- Mosley and other elected officials were able to change the State’s mind about selling the Shirley Chisholm State Office Building and are now allowing developers to submit various proposals for its utilization. So there are a group of stakeholders that are meeting to give their input, and there will be complete transparency. “We’re giving away too much land. And any time we can maintain assets, it’s a good thing for the state of New York,” Mosley said.
- He created a lactation room in his office (the second in all of Brooklyn). He will be holding a forum soon with the Department of Health about women knowing their rights to breastfeed in public.
A representative from the office of City Councilmember Stephen Levin reported that the Participatory Budgeting Program was expanded in the council this year, from 9 districts to 23 districts that participated in the cycle. They have had a lot of success in bringing community boards on board. The first assembly will take place on Sept 24.
Councilmember Levin has proposed legislation that will ban the discharge disposal or sale of wastewater products through the use of hydrofracking. Hoping that this will set a precedent that demonstrates local communities do not want hydrofracking.
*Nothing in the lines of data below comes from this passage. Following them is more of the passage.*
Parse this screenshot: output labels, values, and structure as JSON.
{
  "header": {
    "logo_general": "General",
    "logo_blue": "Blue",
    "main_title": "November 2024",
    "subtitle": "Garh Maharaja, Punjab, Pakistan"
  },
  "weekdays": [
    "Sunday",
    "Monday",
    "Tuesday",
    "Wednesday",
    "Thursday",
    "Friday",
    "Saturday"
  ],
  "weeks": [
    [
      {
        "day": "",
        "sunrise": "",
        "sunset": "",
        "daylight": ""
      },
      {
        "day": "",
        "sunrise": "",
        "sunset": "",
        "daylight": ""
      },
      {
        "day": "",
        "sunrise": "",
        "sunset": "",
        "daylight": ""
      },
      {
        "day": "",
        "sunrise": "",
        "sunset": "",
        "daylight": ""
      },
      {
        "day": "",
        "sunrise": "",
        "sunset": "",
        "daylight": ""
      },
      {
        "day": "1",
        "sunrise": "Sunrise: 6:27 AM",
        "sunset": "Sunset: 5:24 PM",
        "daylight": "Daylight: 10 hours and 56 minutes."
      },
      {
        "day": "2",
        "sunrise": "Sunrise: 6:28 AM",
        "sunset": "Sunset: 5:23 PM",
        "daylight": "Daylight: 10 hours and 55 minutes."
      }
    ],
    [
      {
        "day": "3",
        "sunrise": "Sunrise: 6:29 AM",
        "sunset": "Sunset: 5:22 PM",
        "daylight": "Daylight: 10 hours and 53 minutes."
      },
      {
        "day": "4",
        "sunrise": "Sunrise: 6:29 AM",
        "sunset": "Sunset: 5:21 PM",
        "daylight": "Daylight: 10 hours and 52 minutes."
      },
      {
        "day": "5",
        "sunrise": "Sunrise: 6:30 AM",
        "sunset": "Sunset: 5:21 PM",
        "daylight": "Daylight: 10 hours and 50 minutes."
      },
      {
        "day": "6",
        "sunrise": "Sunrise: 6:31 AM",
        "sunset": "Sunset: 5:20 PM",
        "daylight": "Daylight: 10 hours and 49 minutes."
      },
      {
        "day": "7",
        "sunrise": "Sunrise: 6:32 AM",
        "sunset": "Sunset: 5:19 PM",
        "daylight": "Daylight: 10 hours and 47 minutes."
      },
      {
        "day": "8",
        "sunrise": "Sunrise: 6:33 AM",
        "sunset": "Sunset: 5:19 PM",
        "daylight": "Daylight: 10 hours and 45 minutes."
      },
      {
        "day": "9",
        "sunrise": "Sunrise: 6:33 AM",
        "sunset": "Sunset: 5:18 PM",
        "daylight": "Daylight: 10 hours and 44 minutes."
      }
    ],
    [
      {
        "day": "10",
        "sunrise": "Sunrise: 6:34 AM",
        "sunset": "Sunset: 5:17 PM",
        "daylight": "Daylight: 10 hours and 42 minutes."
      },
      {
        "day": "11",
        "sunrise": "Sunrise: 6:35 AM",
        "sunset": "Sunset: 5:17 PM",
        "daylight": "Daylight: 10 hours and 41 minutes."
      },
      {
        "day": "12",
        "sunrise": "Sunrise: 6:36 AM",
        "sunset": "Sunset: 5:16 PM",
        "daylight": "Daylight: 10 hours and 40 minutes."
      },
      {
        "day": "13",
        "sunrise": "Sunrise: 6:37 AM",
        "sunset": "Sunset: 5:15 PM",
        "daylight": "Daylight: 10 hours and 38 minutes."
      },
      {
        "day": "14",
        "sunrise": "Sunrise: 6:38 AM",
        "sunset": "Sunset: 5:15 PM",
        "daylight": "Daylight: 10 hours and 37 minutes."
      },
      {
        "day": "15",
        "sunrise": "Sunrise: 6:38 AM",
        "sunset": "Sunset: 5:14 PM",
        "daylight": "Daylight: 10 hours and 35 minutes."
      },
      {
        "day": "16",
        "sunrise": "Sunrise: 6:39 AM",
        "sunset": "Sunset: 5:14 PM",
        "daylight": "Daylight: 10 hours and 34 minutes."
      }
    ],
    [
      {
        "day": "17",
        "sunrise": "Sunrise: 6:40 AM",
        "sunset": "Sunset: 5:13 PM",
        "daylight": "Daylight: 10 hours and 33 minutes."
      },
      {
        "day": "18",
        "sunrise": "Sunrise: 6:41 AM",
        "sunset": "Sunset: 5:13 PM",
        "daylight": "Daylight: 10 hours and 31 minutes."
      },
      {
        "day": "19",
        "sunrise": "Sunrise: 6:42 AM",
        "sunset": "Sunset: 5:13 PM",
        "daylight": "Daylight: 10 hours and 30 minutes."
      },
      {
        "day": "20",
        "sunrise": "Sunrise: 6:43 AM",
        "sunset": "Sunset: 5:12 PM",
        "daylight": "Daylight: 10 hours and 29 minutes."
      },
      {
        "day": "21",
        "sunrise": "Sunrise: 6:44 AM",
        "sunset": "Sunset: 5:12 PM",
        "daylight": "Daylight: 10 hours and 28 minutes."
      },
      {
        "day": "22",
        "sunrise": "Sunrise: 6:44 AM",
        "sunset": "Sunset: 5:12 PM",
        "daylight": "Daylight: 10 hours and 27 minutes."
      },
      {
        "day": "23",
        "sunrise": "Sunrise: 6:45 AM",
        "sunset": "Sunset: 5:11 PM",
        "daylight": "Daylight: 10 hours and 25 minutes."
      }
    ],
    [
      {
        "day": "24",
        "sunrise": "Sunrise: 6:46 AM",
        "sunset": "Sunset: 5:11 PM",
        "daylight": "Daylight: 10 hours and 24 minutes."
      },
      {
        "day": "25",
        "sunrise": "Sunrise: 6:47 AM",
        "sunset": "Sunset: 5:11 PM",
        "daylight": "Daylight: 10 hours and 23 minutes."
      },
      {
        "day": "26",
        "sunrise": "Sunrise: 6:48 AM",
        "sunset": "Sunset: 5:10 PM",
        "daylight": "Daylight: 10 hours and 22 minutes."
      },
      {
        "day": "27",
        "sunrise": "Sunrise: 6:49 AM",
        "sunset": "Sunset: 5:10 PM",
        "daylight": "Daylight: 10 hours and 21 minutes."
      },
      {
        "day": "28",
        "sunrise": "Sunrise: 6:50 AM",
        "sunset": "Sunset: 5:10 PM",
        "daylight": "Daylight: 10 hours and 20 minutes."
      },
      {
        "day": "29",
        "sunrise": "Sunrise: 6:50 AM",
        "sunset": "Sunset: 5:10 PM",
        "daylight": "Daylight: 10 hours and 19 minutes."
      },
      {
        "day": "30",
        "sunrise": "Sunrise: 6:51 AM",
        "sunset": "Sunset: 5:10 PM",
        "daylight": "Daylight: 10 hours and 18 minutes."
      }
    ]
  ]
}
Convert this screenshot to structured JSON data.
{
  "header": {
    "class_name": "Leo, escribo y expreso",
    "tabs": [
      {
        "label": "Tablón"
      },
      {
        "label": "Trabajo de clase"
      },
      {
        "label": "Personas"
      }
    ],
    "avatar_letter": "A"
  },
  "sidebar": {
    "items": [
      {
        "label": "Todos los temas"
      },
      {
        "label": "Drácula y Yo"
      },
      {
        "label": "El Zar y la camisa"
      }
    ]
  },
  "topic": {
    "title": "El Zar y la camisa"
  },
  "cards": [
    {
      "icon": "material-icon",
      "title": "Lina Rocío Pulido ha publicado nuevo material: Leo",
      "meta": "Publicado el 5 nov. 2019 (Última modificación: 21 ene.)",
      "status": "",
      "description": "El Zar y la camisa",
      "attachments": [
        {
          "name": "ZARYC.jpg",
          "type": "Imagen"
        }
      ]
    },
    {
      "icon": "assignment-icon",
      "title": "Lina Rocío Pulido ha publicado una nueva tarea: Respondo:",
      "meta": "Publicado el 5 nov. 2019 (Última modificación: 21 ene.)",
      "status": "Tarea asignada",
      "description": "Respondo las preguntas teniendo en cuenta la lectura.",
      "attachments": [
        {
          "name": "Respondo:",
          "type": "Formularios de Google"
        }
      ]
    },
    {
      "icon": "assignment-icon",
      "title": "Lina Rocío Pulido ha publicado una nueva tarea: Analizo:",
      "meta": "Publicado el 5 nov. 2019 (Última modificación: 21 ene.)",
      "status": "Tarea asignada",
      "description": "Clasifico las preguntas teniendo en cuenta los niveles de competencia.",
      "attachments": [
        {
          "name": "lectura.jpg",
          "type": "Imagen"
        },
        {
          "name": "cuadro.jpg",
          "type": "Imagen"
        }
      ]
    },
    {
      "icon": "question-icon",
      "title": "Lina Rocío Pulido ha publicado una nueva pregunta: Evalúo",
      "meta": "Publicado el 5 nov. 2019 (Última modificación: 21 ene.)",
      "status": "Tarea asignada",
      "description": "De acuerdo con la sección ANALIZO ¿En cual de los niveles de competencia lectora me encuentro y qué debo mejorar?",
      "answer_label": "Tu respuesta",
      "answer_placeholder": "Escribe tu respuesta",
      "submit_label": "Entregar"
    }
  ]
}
Kings County District Attorney Kenneth Thompson said he has been in talks with NYC Police Commissioner Bill Bratton regarding the problem of escalating crime in Brooklyn and across the Bronx. They have created a new unit called the “Crime Strategies Unit,” designed to identify those individuals to courts who are committing repeated acts of violence so they can do a better job of keeping repeated offenders off the street.
Most recently, the D.A. has also done a great deal around reviewing and overturning wrongful convictions: “We have over 100 cases involving claims of wrongful convictions. Under the former D.A., there were only 2 prosecutors out of 550 working on wrongful convictions,” said Thompson. “Now they have 10, and we are providing them with resources to do their jobs. So far, we have gone through 25 cases and have concluded that 8 men were wrongfully convicted. So we have moved to vacate all 8 of those cases.”
Laurie Cumbo announced that she has passed her first piece of legislation surrounding ACS, which will now require ACS to report the ages and graduation rates of foster care children, so they will know where to provide additional support.
Also, a new resolution she authored will help apply pressure to the Federal Senate to finally approve creating the first Women’s History Museum on the Smithsonian Mall. She said two of her priorities moving forward will be addressing the irrigation issues at Fort Greene Park and the continual development of Commodore Barry Park.
The next Community Board 2 meeting will be held on Monday, October 6, 6:00pm, at Ingersoll Community Center, located at 177 Myrtle Avenue at Prince Street. The commanding officers of the 84th and 88th precincts, Housing Bureau PSA3, and Transit District 30 will brief the community board and guests on issues in their respective service areas.